the sugar mountain festival 2013: forces x antony hamilton
‘Melbourne is the epicentre of interesting dance and music’ observed choreographer Antony Hamilton during our interview. It seems fitting, then, that Melbourne is the home of the Sugar Mountain Music and Art Festival, which will take place at the Forum Theatre on January 19. I recently had a chat with Hamilton to discuss his collaboration with the synth-outfit Forces, Forces x Antony Hamilton, for this year’s festival.
With the tagline of ‘Melbourne’s boutique music and arts festival’, Sugar Mountain promises to offer an exciting and compelling dance and music-based program. Hamilton’s contribution will be no different. His performance falls under the arts section of the program curated by artist and festival Creative Director Pete Keen. Calling the visual arts program A Light, Bend and Stretch, Keen has brought together a number of Australian and international acts to create new works exploring the theme of light. Given the dance-based nature of Hamilton’s practice he may seem a curious addition to the visual arts program.
‘He [Keen] was taken by the visual style of our works’ Hamilton explains, commenting about how the collaboration with Forces came together.
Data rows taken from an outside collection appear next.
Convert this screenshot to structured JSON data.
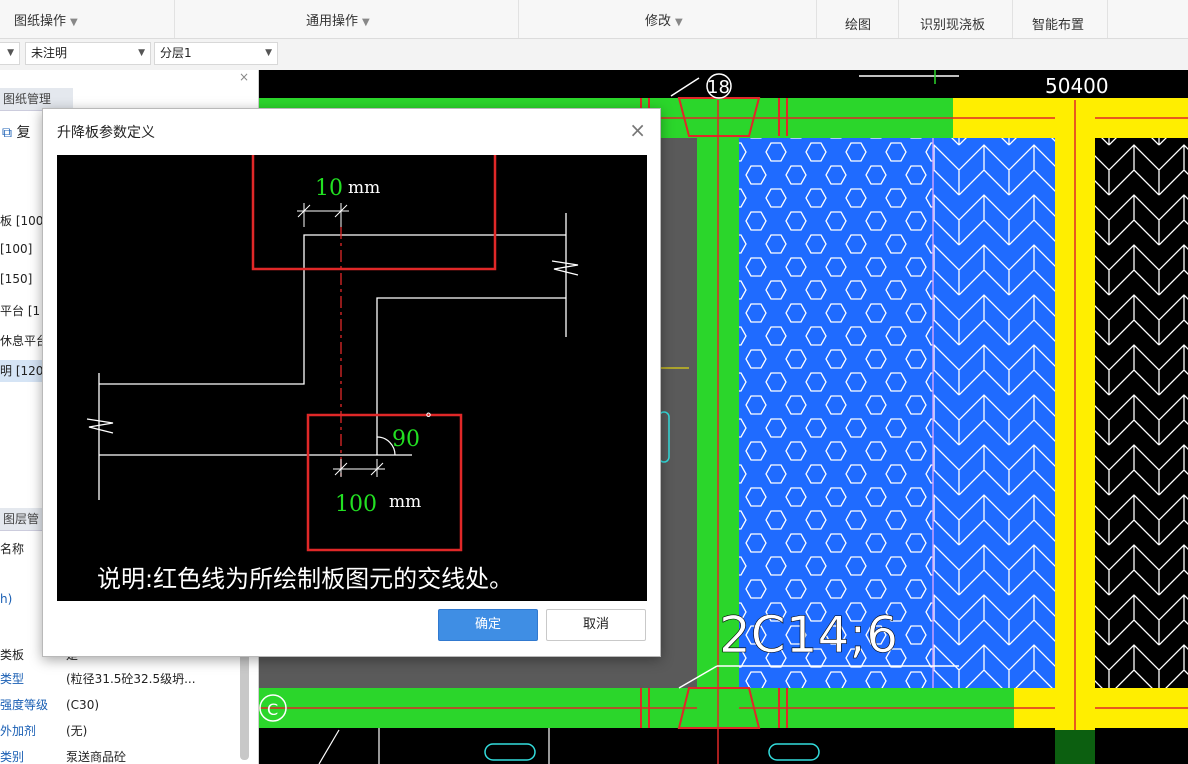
{
  "menubar": {
    "drawing_ops": "图纸操作",
    "general_ops": "通用操作",
    "modify": "修改",
    "draw": "绘图",
    "recognize_slab": "识别现浇板",
    "smart_layout": "智能布置"
  },
  "toolbar2": {
    "combo_unannotated": "未注明",
    "combo_layer": "分层1"
  },
  "left_panel": {
    "drawing_mgmt_title": "图纸管理",
    "copy_label": "复",
    "list_items": [
      "板 [100",
      "[100]",
      "[150]",
      "平台 [1",
      "休息平台",
      "明 [120"
    ],
    "layer_mgmt_title": "图层管",
    "name_label": "名称",
    "h_label": "h)",
    "prop_rows": [
      {
        "key": "类板",
        "value": "是"
      },
      {
        "key": "类型",
        "value": "(粒径31.5砼32.5级坍..."
      },
      {
        "key": "强度等级",
        "value": "(C30)"
      },
      {
        "key": "外加剂",
        "value": "(无)"
      },
      {
        "key": "类别",
        "value": "泵送商品砼"
      }
    ]
  },
  "canvas": {
    "axis_18": "18",
    "dim_50400": "50400",
    "rebar_label": "2C14;6",
    "axis_c": "C"
  },
  "dialog": {
    "title": "升降板参数定义",
    "top_dim_value": "10",
    "top_dim_unit": "mm",
    "angle_value": "90",
    "angle_unit": "°",
    "bottom_dim_value": "100",
    "bottom_dim_unit": "mm",
    "note": "说明:红色线为所绘制板图元的交线处。",
    "ok_label": "确定",
    "cancel_label": "取消"
  },
  "colors": {
    "beam_green": "#2bd62b",
    "wall_yellow": "#ffee00",
    "slab_blue": "#1f6bff",
    "dim_green": "#22e022",
    "highlight_red": "#e02828",
    "ok_blue": "#3f8ee4"
  }
}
Admitting to being unfamiliar with the Melbourne-based synth group prior to their current collaboration, the choreographer welcomed the opportunity to embark on this as yet untitled experimental piece. The ‘curated’ collaboration Forces x Antony Hamilton reflects the progressive premise of Sugar Mountain, a festival that does not distinguish between creative disciplines.
Having garnered international acclaim for his cutting-edge contemporary choreography, Hamilton is a major coup for Sugar Mountain. I was struck by his humility and genuine passion for his craft as we spoke. Trained in classical ballet before developing a love for contemporary dance, Hamilton draws on a wide variety of dance styles in his choreography. He has previously created choreographic works for a number of companies, including the Lyon Opera Ballet (France), Australian Dance Theatre, Chunky Move, and the Victorian College of the Arts, to name a few. Although his choreography defies categorisation, Hamilton’s interest in people underscores his diverse works. When asked why dance appeals to him, he enthusiastically responded that ‘I am drawn to the human state… just people; every facet of them’.
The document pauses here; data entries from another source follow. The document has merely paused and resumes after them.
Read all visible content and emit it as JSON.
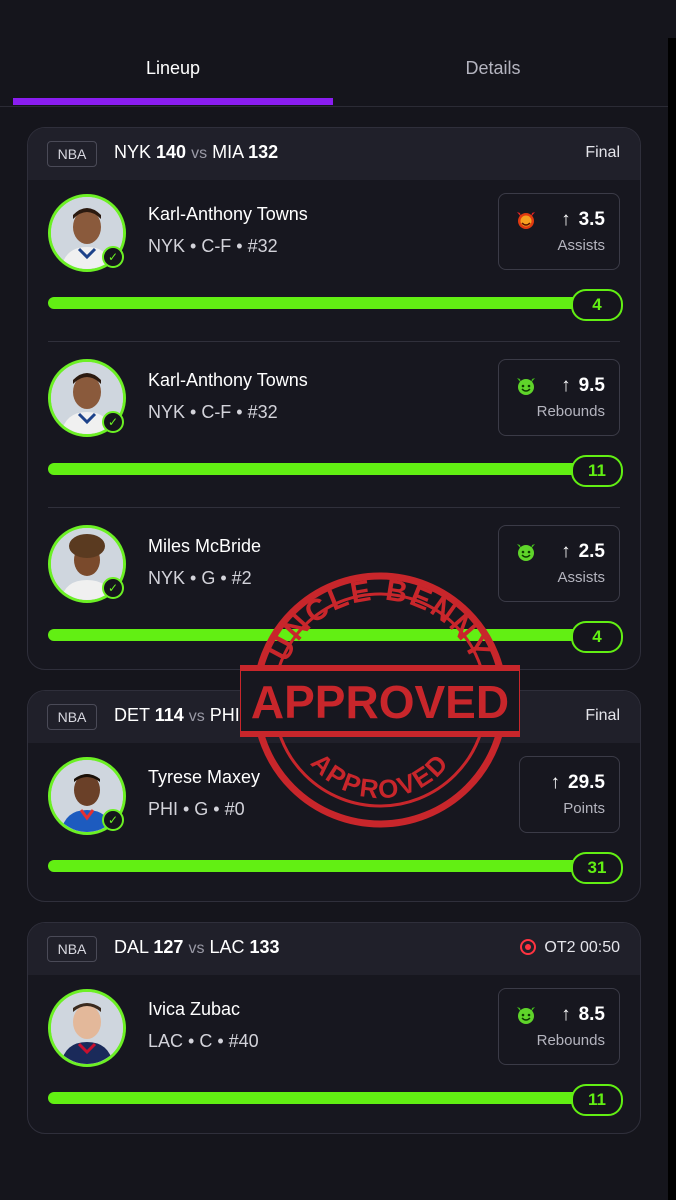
{
  "tabs": {
    "lineup": "Lineup",
    "details": "Details"
  },
  "games": [
    {
      "league": "NBA",
      "team1": "NYK",
      "score1": "140",
      "vs": "vs",
      "team2": "MIA",
      "score2": "132",
      "status": "Final",
      "picks": [
        {
          "name": "Karl-Anthony Towns",
          "info": "NYK • C-F • #32",
          "line": "3.5",
          "stat": "Assists",
          "result": "4",
          "emoji": "devil-red-icon"
        },
        {
          "name": "Karl-Anthony Towns",
          "info": "NYK • C-F • #32",
          "line": "9.5",
          "stat": "Rebounds",
          "result": "11",
          "emoji": "devil-green-icon"
        },
        {
          "name": "Miles McBride",
          "info": "NYK • G • #2",
          "line": "2.5",
          "stat": "Assists",
          "result": "4",
          "emoji": "devil-green-icon"
        }
      ]
    },
    {
      "league": "NBA",
      "team1": "DET",
      "score1": "114",
      "vs": "vs",
      "team2": "PHI",
      "score2": "1",
      "status": "Final",
      "picks": [
        {
          "name": "Tyrese Maxey",
          "info": "PHI • G • #0",
          "line": "29.5",
          "stat": "Points",
          "result": "31",
          "emoji": ""
        }
      ]
    },
    {
      "league": "NBA",
      "team1": "DAL",
      "score1": "127",
      "vs": "vs",
      "team2": "LAC",
      "score2": "133",
      "status": "OT2 00:50",
      "picks": [
        {
          "name": "Ivica Zubac",
          "info": "LAC • C • #40",
          "line": "8.5",
          "stat": "Rebounds",
          "result": "11",
          "emoji": "devil-green-icon"
        }
      ]
    }
  ],
  "stamp": {
    "top": "UNCLE BENNY",
    "middle": "APPROVED",
    "bottom": "APPROVED"
  },
  "colors": {
    "accent": "#8a1df0",
    "progress": "#62ef13",
    "live": "#ff3340",
    "stamp": "#c8262b"
  }
}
Forces x Antony Hamilton intends to ‘break down the paradigm of drama with accompanying music’ resulting in a compelling mesh of the two art forms. Light and colour are thrown into the mix, with the visceral blend of music and dance giving a ‘synesthetic quality’ to the piece. This is in contrast with many of his previous works in which he tended to ‘pare back and work without music’. In this instance Hamilton is ‘working to a musical score [provided by Forces], rather than working from scratch.’ I for one cannot wait to see, hear and experience the results of this collaboration and other performers and displays at the Sugar Mountain festival.
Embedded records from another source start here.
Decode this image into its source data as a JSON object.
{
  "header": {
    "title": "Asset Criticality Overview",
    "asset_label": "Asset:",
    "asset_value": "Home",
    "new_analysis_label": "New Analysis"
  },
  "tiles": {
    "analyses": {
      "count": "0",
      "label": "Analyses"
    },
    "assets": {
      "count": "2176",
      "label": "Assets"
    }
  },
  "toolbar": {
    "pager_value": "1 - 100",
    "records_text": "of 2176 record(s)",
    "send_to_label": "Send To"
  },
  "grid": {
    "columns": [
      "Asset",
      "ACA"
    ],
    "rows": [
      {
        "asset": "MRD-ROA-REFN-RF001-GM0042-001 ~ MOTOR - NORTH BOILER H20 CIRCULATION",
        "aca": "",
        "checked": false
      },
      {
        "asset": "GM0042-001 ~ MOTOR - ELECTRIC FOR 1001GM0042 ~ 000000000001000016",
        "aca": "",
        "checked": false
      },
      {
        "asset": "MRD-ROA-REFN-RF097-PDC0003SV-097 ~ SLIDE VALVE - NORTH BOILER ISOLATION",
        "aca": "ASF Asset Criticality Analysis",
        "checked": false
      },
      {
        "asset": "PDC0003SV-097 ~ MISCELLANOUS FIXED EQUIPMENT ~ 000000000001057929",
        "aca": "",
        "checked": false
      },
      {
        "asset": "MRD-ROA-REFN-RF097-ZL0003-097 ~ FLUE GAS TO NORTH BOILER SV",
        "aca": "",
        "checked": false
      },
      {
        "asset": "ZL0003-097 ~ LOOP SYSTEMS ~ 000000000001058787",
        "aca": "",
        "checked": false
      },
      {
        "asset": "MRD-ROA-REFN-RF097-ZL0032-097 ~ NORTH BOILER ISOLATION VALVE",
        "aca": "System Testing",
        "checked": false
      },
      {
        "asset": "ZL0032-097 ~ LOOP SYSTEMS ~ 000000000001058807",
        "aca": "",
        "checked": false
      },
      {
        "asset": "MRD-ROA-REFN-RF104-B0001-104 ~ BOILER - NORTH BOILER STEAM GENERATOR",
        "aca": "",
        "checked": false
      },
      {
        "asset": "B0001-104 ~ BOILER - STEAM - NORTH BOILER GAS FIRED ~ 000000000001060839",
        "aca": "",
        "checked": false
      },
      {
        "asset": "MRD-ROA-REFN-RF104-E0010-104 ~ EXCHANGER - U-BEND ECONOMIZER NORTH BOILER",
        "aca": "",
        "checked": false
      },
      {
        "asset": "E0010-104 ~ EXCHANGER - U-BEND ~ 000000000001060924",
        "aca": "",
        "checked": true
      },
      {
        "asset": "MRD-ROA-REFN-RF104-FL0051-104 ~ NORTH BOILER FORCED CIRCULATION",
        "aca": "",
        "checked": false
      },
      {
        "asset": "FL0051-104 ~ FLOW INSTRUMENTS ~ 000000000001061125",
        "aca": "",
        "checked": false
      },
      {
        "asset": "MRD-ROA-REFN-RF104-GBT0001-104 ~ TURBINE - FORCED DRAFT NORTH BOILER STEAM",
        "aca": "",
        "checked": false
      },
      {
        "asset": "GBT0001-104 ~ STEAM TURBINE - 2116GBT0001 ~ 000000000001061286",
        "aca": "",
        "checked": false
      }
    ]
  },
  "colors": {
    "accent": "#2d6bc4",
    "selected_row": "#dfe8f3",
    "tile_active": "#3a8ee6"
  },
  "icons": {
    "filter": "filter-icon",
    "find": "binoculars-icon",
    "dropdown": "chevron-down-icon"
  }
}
The Sugar Mountain Music and Art Festival will take place at the Forum Theatre, Melbourne on January 19. See the Sugar Mountain website for information about tickets and the program.